@DanScavino/Twitter

We may be approaching the one-month mark of the day former Republican President Donald Trump voluntarily left the White House and Democratic President Joe Biden took his place. But many of Trump's supporters are not giving up on his "Big Lie" election fraud conspiracy theory.

Count Women for Trump co-founder Amy Kremer among them.

Kremer claimed the size of a crowd near Trump's Mar-a-Lago country club proved the former President "won in a landslide" last November.

If you're wondering how a rally crowd proves election fraud, you are not alone—mainly because it doesn't, of course.

In the first place, the turnout was modest. ABC News estimated it at "a few hundred" supporters of the former President gathered on sidewalks near Mar-a-Lago—hardly a massive show of support and certainly not enough to indicate an election result.
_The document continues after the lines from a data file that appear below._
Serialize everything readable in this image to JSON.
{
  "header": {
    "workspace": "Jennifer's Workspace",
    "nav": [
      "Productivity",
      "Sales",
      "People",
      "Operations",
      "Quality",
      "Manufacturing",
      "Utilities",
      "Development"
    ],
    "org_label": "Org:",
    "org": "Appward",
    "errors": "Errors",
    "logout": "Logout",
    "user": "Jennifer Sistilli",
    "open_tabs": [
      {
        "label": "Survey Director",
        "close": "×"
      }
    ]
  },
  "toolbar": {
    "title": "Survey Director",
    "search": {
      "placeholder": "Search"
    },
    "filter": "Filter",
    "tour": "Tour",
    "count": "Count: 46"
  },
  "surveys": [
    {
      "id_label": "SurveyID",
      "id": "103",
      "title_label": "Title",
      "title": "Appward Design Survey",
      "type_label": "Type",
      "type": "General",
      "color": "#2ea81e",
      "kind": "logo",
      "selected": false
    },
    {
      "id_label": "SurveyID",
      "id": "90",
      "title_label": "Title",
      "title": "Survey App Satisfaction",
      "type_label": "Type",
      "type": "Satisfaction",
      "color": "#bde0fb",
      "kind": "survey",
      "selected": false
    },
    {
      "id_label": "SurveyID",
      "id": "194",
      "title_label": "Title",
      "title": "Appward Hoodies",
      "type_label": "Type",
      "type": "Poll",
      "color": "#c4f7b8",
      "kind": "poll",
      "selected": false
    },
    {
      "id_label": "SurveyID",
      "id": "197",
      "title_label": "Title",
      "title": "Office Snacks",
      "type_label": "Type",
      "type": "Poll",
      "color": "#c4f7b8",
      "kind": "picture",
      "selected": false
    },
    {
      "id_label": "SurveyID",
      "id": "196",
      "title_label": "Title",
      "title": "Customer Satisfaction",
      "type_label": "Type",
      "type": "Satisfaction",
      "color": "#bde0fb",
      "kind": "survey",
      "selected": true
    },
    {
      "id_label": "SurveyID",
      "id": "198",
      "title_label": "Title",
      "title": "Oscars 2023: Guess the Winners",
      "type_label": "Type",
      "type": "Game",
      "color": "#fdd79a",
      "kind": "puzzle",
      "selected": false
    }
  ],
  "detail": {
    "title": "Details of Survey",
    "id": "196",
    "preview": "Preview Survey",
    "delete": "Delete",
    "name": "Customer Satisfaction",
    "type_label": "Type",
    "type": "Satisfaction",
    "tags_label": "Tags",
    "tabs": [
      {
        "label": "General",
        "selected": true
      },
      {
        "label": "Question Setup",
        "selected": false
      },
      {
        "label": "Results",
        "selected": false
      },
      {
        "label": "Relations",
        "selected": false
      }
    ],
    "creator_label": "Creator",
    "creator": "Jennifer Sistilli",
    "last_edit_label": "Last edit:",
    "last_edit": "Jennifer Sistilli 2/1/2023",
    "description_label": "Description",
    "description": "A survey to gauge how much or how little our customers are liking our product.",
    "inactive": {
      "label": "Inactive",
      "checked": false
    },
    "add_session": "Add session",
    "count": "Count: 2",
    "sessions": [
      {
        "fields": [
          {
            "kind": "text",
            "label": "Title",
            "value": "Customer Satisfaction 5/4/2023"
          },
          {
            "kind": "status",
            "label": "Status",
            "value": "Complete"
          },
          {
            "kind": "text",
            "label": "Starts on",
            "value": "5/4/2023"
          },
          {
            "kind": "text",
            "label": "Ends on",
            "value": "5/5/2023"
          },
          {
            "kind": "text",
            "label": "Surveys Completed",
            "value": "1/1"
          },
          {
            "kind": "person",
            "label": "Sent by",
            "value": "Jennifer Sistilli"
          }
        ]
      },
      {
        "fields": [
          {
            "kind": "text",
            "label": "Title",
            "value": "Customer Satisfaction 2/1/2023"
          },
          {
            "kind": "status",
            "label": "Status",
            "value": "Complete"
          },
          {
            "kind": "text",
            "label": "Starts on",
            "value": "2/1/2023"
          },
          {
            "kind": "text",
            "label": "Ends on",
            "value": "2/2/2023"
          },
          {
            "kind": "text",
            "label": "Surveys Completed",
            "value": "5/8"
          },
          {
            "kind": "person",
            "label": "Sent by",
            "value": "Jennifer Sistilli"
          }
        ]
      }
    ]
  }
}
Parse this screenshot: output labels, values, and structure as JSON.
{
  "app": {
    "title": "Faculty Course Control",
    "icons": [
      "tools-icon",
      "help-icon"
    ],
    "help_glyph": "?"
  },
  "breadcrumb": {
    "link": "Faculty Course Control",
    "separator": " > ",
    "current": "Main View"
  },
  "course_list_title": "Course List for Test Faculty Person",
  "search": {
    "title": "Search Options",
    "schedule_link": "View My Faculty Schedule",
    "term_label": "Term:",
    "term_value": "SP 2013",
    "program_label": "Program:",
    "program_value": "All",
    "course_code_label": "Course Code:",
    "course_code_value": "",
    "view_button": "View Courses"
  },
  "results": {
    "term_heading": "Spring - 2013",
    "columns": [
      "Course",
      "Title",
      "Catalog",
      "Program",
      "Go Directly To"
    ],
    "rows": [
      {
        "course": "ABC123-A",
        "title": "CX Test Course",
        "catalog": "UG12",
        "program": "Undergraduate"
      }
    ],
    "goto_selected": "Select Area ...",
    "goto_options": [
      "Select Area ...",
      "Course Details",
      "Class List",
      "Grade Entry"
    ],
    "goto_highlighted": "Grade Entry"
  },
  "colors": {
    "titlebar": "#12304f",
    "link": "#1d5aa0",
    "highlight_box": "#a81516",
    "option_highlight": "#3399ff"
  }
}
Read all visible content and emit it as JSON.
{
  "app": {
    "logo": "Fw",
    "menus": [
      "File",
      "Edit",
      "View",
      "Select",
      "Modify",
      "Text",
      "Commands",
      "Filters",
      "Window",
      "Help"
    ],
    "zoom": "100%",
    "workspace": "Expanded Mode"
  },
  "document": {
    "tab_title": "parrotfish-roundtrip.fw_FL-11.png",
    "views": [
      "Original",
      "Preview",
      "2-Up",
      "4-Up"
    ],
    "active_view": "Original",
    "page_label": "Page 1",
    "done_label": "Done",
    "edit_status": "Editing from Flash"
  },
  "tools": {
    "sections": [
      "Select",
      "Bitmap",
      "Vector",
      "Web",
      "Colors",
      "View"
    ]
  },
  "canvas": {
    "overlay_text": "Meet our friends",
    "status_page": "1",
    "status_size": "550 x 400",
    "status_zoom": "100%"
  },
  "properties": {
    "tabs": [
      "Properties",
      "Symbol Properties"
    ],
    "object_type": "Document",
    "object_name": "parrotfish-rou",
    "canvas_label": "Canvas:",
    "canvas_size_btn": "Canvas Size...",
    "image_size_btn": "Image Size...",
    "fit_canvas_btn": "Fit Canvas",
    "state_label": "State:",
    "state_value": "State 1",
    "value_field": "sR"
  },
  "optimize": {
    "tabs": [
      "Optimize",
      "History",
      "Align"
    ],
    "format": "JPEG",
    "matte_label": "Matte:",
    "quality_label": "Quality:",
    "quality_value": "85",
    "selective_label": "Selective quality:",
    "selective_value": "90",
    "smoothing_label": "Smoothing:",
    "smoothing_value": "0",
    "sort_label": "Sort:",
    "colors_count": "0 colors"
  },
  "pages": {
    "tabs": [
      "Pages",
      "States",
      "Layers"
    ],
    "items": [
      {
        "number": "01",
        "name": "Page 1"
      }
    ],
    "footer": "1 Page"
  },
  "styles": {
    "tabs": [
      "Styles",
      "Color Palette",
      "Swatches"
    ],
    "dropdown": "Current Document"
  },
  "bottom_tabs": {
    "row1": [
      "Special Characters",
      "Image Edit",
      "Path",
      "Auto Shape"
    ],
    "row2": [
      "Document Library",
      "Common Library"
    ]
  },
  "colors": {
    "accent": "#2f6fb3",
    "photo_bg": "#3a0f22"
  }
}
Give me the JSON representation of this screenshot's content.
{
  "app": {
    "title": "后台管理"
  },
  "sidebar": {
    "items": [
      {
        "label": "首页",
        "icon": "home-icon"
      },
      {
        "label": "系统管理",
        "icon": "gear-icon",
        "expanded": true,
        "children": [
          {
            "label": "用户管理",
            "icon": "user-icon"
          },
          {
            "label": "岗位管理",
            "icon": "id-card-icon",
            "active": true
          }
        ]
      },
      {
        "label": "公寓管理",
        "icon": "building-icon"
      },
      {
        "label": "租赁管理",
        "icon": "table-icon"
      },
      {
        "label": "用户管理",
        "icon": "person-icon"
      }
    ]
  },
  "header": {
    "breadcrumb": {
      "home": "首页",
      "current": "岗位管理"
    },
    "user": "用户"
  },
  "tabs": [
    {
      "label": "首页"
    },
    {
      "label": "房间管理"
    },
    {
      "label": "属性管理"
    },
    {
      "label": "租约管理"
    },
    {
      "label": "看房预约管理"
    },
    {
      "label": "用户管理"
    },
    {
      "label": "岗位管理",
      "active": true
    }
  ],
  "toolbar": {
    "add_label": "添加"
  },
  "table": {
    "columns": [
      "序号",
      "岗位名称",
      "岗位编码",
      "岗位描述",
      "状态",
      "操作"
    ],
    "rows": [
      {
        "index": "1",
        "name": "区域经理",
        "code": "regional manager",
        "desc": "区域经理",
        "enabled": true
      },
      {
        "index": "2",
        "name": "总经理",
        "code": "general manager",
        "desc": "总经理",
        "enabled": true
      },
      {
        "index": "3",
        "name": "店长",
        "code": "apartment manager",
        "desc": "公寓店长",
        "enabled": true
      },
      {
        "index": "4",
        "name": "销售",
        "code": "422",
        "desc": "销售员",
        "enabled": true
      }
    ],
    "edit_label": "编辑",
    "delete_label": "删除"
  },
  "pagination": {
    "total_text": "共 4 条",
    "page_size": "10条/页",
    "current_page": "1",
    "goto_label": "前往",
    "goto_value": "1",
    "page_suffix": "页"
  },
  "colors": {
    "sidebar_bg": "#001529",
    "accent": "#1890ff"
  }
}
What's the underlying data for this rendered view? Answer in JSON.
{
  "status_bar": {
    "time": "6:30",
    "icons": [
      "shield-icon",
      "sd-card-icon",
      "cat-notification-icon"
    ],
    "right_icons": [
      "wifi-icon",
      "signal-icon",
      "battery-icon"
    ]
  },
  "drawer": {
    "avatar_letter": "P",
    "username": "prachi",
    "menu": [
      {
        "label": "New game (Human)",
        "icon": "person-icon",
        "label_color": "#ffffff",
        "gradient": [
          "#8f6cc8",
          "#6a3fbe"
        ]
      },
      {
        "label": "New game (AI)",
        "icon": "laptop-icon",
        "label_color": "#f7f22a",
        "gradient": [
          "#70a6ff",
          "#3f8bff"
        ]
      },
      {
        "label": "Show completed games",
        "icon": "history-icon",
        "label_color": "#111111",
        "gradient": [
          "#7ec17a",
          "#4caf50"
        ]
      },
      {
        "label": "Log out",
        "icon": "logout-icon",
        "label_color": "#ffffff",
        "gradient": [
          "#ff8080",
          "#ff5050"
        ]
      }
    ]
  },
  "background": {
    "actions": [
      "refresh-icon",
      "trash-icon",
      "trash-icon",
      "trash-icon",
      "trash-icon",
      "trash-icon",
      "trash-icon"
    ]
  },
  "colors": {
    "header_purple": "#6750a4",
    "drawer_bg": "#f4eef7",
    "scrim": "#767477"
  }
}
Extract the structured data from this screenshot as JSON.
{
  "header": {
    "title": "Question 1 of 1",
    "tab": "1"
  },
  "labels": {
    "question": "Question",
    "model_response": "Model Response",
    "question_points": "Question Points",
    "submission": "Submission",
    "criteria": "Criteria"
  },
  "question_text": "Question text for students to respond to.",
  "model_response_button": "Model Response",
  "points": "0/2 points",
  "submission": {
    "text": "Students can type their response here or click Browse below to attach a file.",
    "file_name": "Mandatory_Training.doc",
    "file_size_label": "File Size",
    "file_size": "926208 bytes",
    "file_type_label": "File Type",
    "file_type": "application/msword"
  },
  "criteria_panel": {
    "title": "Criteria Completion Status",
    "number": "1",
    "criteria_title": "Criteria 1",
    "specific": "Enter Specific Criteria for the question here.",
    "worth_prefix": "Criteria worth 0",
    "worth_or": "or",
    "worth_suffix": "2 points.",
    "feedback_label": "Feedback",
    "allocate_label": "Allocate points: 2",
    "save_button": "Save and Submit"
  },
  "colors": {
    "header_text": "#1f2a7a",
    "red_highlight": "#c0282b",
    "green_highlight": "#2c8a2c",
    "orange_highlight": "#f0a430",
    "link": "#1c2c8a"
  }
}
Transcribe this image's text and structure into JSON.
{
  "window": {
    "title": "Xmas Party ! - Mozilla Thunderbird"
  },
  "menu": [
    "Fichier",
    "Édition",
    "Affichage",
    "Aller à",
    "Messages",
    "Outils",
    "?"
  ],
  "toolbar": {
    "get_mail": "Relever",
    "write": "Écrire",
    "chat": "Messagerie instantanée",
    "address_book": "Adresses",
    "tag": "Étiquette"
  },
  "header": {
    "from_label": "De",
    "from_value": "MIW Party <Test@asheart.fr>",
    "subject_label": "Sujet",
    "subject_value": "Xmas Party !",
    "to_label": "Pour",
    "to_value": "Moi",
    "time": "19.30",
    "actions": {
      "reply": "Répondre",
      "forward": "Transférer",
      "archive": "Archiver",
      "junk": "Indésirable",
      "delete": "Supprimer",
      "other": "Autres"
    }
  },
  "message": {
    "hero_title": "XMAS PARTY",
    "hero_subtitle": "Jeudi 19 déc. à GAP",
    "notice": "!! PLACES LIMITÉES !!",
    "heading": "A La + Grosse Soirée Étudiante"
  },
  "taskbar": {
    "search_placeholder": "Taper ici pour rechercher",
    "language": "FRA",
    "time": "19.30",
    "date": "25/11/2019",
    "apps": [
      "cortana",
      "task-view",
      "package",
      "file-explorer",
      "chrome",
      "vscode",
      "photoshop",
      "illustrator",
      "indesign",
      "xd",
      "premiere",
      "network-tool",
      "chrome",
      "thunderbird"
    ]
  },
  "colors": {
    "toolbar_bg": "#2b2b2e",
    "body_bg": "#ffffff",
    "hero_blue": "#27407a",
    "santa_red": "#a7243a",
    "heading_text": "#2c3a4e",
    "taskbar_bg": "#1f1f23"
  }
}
And the event was not the sort of spontaneous groundswell of fervent supporters Kremer and other right-wing figures portrayed it to be. Rather it was a pre-planned event to honor Trump for the Presidents Day holiday and celebrate his acquittal in his second impeachment trial—the Senate voted 57 to 43 to convict, but didn’t get the 2/3 required for a Senate impeachment conviction.

It was heavily promoted in advance by right-wing media for a week.

Kremer's mendacious spin on the event is not exactly surprising, given her pedigree within Trump's circle.

Kremer's organization Women for Trump, which she co-founded with her daughter Kylie Jane Kremer, is widely believed to have been instrumental in delivering the majority of White women voters to Trump in 2016.

And the Kremers, through their sister organization Women for America First, are the very creators of Trump's "Stop the Steal" conspiracy theory, which alleges that massive election fraud delivered Biden the presidency. That movement led to the January 6 coup attempt at the U.S. Capitol—an event the Kremers helped organize.

The permits for Trump's rally that preceded the attack on the Capitol, during which he seemed to incite the insurrection, were obtained by Women for America First, and the group spent the weeks leading up to the riots on a 20-city bus tour spreading propaganda and disinformation about the stolen election, according to reporting from BuzzFeed News.

On Twitter, most people were not buying Kremer's bizarre claim of a landslide win.










Biden beat Trump in the popular vote by more than seven million votes and in the electoral college by a 74 vote margin. More than 60 legal challenges alleging fraud filed by the Trump campaign were dismissed or withdrawn for lack of evidence.